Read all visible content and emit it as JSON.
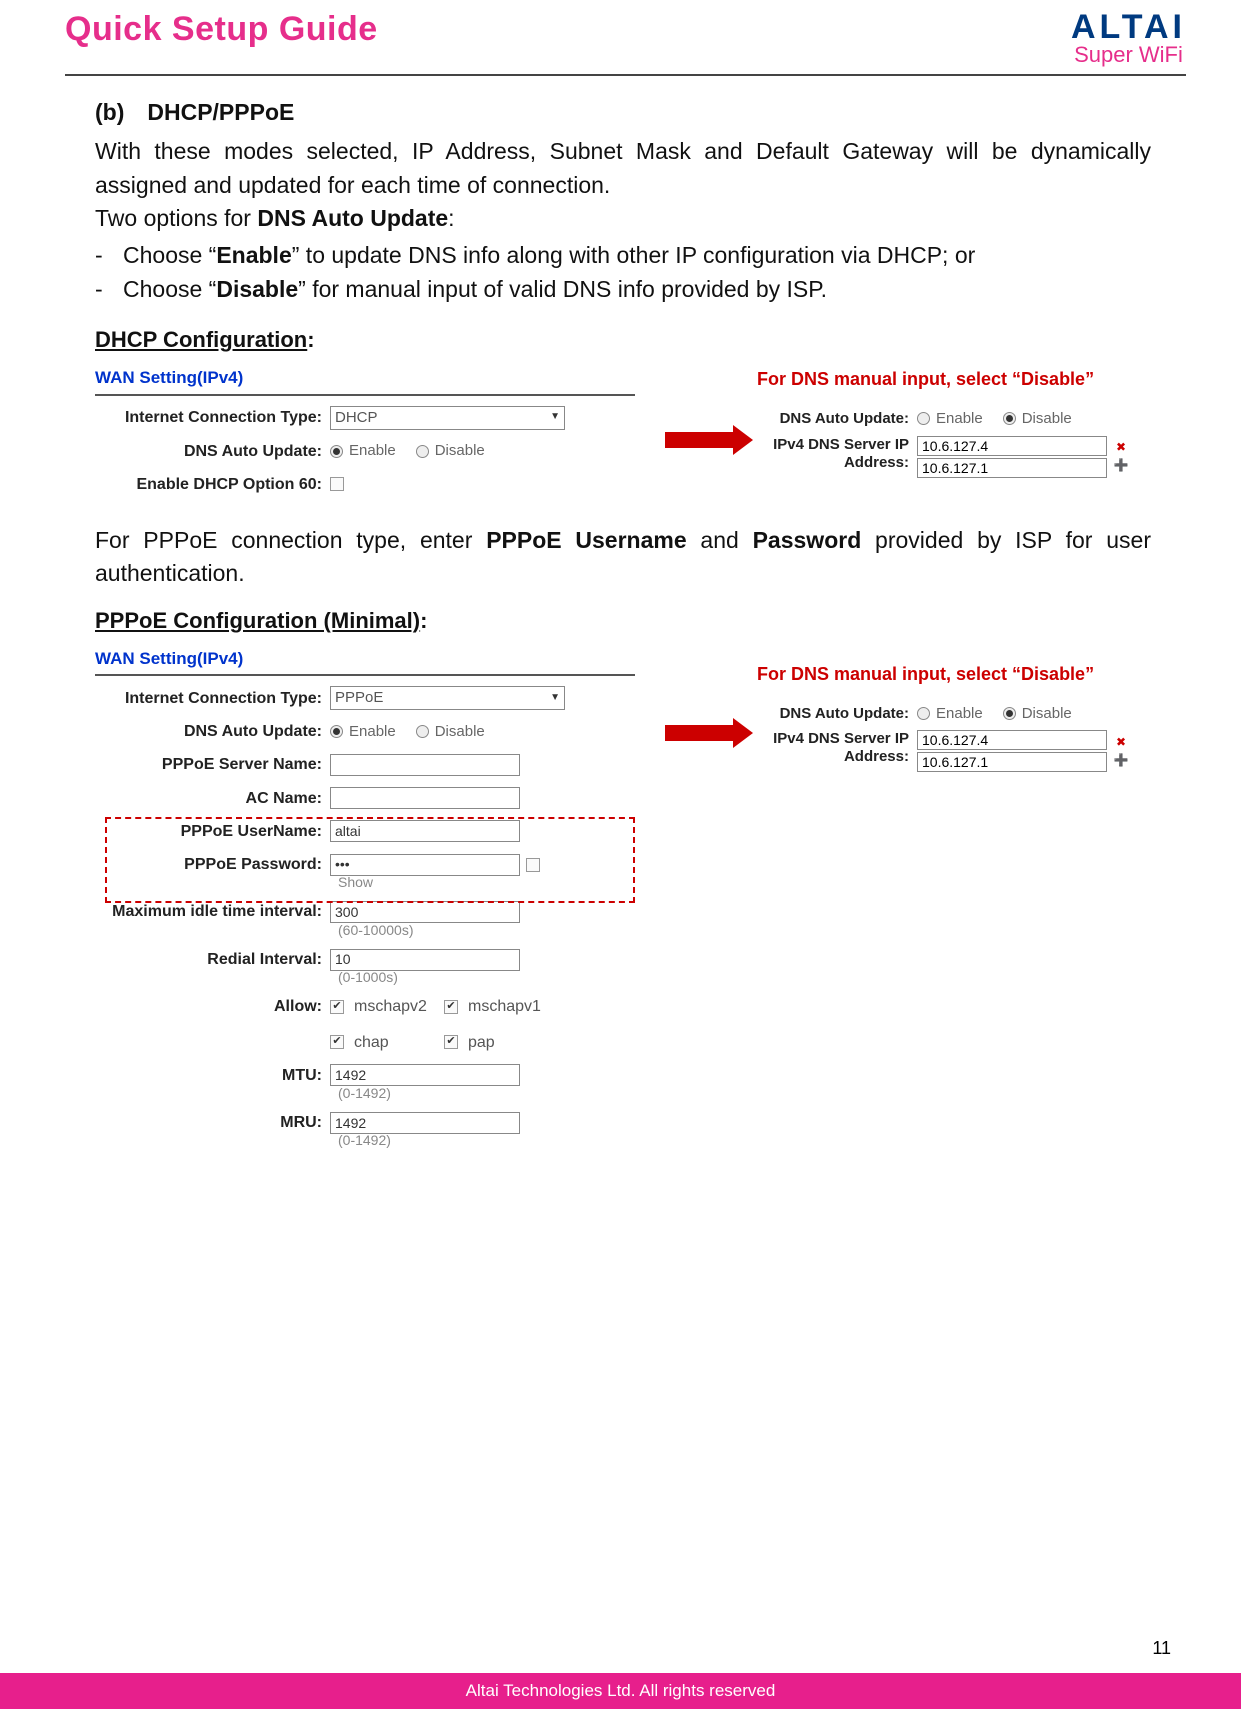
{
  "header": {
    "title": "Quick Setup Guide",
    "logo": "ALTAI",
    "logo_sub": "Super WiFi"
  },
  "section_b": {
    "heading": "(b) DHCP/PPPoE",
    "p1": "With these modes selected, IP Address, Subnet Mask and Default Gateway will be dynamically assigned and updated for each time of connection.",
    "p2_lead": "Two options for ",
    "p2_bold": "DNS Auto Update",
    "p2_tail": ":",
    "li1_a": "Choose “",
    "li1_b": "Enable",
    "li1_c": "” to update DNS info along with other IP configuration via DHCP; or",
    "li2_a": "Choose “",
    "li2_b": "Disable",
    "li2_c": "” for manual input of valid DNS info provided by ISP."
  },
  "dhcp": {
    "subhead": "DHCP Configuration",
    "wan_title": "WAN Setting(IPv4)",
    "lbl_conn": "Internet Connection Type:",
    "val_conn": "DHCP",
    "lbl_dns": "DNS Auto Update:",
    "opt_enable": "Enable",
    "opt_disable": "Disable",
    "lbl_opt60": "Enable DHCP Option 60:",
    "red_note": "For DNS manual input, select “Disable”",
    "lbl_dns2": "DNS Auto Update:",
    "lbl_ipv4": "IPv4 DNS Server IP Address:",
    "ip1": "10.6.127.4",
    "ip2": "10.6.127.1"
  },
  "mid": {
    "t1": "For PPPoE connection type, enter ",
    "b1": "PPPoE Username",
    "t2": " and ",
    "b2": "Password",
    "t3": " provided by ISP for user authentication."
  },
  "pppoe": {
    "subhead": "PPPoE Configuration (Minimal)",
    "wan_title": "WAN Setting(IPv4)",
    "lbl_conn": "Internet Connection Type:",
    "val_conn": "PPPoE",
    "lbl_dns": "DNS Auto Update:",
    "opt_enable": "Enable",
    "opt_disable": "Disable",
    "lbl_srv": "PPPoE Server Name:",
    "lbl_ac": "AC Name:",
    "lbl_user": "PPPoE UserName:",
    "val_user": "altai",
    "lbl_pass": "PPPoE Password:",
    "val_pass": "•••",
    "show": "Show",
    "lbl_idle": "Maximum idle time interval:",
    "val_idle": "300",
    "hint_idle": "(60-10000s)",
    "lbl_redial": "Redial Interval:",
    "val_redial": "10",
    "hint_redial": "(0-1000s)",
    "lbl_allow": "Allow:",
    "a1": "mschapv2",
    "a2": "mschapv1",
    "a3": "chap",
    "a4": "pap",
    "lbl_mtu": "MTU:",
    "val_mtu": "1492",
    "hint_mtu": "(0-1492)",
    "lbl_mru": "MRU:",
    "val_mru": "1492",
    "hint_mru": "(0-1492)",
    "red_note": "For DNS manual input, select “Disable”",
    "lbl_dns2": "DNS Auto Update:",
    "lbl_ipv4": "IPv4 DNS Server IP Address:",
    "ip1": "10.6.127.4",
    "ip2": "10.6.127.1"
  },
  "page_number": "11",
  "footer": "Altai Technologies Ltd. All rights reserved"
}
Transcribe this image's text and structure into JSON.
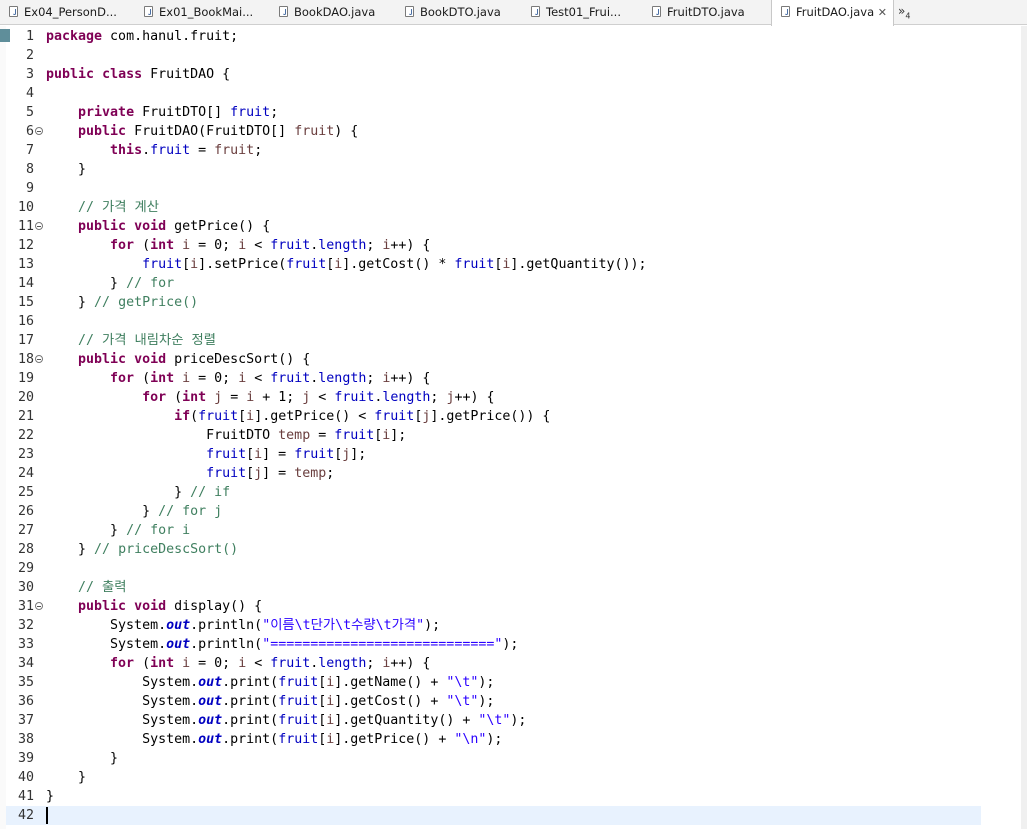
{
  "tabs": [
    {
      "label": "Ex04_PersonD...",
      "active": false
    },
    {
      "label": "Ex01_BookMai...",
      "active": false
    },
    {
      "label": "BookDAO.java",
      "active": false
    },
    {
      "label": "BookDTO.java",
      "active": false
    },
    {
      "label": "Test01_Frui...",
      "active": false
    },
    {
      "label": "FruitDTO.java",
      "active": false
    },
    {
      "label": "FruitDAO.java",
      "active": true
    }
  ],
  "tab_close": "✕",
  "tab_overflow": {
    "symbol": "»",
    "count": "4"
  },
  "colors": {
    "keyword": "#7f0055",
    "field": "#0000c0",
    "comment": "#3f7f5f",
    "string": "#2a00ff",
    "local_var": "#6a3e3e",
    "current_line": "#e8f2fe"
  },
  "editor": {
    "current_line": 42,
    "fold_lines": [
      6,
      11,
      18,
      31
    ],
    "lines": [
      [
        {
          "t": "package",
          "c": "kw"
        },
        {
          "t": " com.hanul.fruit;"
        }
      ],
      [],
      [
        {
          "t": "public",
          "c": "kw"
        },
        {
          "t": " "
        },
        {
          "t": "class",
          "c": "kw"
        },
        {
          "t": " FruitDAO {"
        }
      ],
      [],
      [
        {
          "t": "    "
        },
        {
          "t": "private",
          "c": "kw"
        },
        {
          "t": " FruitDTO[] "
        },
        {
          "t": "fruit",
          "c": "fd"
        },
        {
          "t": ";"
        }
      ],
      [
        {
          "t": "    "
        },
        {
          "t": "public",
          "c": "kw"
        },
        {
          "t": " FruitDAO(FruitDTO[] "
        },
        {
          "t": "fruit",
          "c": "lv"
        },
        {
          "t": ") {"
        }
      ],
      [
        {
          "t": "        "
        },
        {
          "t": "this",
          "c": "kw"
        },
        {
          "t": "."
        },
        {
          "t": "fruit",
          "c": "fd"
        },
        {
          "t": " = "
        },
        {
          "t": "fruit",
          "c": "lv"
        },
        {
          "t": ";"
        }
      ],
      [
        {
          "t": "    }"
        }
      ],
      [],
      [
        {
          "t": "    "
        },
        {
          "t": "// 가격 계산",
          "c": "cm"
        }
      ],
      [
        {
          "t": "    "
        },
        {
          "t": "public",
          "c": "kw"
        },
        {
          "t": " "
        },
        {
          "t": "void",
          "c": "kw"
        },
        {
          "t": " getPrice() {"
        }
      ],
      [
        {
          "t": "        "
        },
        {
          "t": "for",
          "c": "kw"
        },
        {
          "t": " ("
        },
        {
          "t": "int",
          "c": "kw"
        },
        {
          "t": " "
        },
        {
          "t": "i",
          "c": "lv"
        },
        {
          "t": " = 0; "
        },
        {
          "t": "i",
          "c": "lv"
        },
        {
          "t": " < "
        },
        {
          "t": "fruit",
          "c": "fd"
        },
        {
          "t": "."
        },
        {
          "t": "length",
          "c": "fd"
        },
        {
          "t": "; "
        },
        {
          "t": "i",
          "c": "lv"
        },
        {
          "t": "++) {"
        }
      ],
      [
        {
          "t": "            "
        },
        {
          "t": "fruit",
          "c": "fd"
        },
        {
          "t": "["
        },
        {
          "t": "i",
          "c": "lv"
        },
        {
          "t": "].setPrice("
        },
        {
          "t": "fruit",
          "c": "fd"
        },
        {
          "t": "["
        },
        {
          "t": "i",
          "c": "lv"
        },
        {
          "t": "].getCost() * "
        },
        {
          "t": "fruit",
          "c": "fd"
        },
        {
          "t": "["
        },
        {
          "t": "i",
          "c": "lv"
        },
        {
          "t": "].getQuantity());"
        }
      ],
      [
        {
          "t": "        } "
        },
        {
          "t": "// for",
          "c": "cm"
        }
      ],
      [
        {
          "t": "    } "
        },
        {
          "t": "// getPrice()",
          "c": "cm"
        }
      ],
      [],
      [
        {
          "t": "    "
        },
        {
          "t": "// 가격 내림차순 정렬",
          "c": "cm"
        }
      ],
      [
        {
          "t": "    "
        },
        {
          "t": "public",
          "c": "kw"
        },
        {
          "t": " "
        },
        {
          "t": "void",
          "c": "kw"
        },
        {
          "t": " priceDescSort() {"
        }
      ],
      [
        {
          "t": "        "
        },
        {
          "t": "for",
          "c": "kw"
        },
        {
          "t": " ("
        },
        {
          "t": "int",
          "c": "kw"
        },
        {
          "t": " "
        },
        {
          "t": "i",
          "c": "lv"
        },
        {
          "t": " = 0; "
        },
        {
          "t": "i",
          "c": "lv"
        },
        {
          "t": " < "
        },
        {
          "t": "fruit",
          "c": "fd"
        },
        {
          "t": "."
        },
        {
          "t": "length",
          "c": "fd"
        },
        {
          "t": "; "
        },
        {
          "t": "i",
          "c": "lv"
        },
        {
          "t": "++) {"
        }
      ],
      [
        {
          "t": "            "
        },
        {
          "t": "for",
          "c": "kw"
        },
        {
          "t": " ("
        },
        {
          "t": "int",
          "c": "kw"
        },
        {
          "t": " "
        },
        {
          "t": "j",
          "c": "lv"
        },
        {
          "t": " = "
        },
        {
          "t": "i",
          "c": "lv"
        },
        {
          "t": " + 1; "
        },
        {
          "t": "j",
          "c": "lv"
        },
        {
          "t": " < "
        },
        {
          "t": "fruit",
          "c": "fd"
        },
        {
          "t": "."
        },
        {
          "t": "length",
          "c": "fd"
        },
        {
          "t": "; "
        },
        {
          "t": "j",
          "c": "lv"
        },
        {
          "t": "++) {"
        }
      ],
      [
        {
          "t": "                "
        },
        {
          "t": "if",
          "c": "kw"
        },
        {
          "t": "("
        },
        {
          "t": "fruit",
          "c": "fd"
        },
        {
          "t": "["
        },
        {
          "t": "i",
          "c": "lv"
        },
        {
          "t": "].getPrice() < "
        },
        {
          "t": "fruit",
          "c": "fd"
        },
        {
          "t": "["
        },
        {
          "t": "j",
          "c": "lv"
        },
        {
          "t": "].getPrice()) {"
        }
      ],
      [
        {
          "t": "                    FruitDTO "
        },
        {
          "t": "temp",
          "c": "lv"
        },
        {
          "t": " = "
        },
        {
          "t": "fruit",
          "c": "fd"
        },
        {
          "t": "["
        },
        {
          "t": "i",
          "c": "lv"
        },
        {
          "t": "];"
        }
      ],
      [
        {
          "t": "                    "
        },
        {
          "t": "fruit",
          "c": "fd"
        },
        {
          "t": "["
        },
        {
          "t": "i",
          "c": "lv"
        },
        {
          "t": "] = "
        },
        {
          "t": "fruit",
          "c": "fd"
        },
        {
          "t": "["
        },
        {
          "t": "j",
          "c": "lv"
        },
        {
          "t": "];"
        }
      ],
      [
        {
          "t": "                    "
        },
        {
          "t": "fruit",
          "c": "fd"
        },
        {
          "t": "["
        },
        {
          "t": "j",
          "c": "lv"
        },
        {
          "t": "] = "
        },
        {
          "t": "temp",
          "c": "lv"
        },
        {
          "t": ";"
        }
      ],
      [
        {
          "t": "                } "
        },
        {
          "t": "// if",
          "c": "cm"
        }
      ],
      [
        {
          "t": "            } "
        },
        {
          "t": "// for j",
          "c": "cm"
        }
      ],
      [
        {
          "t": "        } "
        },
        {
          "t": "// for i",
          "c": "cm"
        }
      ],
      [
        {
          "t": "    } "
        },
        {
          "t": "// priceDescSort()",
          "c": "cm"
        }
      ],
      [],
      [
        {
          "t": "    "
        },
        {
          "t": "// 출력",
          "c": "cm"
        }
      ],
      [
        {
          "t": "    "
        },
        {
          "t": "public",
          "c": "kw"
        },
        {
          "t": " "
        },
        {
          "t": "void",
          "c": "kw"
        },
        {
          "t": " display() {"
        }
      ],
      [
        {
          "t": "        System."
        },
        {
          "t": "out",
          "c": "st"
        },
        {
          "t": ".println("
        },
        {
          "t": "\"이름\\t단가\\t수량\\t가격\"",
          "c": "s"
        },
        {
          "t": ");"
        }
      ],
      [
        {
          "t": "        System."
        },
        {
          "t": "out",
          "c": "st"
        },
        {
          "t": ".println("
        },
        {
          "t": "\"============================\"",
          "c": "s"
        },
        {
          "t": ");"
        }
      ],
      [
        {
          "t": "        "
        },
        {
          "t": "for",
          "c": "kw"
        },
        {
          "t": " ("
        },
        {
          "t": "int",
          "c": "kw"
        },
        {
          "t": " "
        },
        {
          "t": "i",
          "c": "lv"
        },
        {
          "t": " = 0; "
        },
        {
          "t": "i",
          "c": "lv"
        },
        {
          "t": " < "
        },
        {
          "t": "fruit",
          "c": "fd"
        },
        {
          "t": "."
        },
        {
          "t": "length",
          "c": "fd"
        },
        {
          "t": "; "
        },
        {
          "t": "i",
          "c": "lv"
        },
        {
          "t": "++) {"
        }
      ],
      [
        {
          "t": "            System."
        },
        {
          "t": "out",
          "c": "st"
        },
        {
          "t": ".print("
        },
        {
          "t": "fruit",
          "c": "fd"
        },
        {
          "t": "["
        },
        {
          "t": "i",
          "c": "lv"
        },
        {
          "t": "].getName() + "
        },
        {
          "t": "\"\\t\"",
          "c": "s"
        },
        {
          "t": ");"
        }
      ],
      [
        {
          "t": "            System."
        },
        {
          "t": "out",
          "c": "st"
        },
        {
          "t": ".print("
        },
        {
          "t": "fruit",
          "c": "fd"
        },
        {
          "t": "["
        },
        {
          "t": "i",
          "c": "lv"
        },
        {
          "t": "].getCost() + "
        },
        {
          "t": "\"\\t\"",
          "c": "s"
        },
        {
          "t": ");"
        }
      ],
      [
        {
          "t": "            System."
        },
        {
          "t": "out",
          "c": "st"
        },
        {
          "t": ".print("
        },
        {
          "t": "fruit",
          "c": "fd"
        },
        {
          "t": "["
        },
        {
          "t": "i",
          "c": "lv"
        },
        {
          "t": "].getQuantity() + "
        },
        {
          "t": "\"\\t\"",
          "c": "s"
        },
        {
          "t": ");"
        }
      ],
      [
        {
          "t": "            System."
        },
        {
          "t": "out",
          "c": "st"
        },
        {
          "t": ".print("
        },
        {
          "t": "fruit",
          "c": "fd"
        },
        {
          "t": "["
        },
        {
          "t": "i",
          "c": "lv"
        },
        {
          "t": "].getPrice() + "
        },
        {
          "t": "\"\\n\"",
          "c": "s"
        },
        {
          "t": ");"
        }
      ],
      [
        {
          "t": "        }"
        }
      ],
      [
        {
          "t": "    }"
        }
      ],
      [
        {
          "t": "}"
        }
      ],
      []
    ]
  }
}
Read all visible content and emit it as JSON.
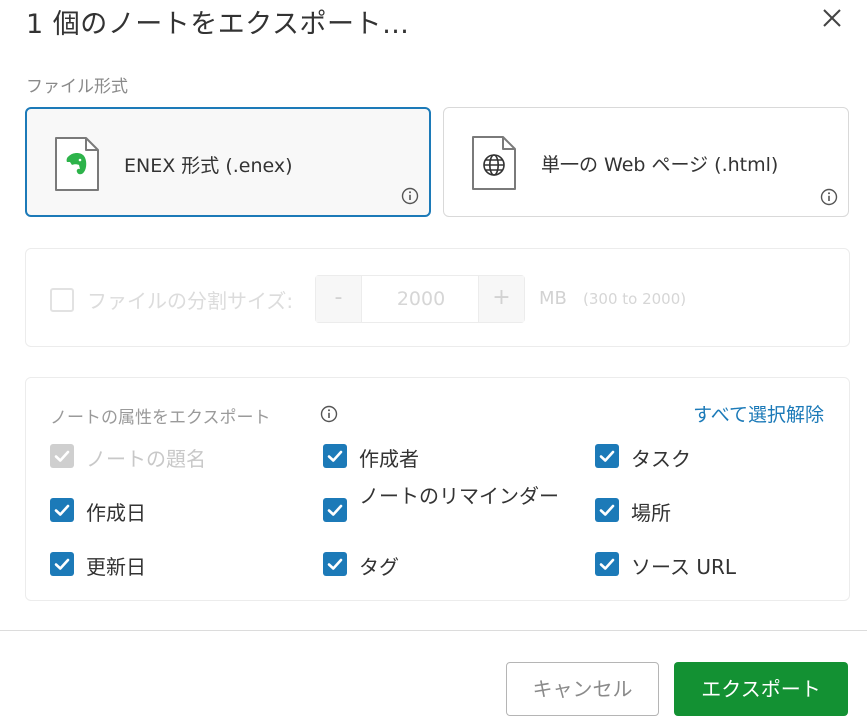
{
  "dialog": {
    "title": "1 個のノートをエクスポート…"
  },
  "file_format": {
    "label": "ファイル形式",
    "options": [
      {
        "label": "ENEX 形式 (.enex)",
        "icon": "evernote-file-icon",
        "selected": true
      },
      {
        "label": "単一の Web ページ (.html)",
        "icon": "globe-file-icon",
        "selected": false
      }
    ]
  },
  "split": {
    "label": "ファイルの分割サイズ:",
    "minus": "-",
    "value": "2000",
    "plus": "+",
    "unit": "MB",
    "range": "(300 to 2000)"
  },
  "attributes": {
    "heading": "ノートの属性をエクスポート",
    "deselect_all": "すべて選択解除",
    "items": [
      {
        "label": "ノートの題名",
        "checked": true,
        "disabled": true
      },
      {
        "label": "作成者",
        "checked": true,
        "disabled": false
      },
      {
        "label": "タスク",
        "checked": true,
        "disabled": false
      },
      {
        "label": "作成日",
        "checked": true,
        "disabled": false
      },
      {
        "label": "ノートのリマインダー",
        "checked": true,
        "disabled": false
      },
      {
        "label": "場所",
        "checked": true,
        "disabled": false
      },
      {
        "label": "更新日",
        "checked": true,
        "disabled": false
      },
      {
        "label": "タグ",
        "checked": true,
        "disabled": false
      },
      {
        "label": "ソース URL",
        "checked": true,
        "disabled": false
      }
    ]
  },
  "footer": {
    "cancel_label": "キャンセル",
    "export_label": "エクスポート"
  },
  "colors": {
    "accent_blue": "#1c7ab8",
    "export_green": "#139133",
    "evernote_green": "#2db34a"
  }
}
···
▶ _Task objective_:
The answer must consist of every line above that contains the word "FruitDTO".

▶ _Reply to the task_:
      "label": "FruitDTO.java",
          "t": " FruitDTO[] "
          "t": " FruitDAO(FruitDTO[] "
          "t": "                    FruitDTO "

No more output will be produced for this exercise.